Chapter XCVI.

Peregrine, finding himself neglected by Sir Steady Steerwell, expostulates with him in a Letter; in consequence of which he is forbid his House, loses his Pension, and incurs the charge of Lunacy.

Chapter XCVII.

He writes against the Minister, by whose Instigation he is arrested, and moves himself by habeas corpus into the Fleet.

Chapter XCVIII.

Pickle seems tolerably well reconciled to his Cage; and is by the Clergyman entertained with the Memoirs of a Noted Personage, whom he sees by accident in the Fleet.
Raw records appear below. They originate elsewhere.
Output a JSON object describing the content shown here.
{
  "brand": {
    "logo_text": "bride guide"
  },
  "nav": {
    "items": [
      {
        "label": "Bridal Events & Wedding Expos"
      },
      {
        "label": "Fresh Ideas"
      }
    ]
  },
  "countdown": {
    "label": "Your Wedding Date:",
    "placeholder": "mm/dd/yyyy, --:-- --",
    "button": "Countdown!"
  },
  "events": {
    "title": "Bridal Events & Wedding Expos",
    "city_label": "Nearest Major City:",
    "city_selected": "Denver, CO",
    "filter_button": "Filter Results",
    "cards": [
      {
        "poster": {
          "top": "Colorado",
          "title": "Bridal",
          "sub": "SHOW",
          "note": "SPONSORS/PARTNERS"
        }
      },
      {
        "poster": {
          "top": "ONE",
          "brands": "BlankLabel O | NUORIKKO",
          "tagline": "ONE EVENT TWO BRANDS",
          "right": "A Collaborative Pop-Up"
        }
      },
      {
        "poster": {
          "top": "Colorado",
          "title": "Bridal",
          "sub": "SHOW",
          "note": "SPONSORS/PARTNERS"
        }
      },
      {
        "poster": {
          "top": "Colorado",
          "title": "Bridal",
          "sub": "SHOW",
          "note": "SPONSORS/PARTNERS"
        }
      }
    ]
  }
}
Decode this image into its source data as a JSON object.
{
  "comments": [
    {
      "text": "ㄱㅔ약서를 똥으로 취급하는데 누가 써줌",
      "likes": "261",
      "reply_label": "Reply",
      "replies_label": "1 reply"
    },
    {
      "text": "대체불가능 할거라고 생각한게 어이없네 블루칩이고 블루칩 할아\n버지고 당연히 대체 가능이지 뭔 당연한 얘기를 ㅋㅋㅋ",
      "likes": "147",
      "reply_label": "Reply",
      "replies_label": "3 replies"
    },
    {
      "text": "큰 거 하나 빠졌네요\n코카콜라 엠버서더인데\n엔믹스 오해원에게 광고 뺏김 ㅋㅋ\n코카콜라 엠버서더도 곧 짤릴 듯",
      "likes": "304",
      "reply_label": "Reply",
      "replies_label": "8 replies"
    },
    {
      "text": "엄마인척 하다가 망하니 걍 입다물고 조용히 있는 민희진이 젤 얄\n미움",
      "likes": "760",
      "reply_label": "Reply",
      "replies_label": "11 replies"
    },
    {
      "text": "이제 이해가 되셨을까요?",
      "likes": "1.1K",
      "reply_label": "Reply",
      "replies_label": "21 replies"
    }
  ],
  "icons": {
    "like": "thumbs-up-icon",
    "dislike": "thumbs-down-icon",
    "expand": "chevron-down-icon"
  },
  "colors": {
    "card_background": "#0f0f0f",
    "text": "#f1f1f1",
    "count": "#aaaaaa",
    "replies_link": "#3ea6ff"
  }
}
Chapter XCIX.

He is surprised with the Appearance of Hatchway and Pipes, who take up their Habitation in his Neighbourhood, contrary to his Inclination and express Desire.

Chapter C.

These Associates commit an Assault upon Crabtree, for which they are banished from the Fleet — Peregrine begins to feel the effects of Confinement.

Chapter CI.

He receives an unexpected Visit; and the Clouds of Misfortune begin to separate.

Chapter CII.

Peregrine reconciles himself to the Lieutenant, and renews his Connection with Society — Divers Plans are projected in his behalf, and he has occasion to exhibit a remarkable Proof of Self-denial.

Chapter CIII.

He is engaged in a very extraordinary Correspondence, which is interrupted by a very unexpected Event.

Chapter CIV.

Peregrine holds a Consultation with his Friends, in consequence of which he bids Adieu to the Fleet — He arrives at his Father’s House, and asserts his Right of Inheritance.

Chapter CV.

He performs the last Offices to his Father, and returns to London, upon a very interesting Design.

Chapter CVI.

He enjoys an interview with Emilia, and makes himself ample Amends for all the Mortifications of his Life.

http://ebooks.adelaide.edu.au/s/smollett/tobias/pickle/contents.html

Last updated Wednesday, March 5, 2014 at 22:30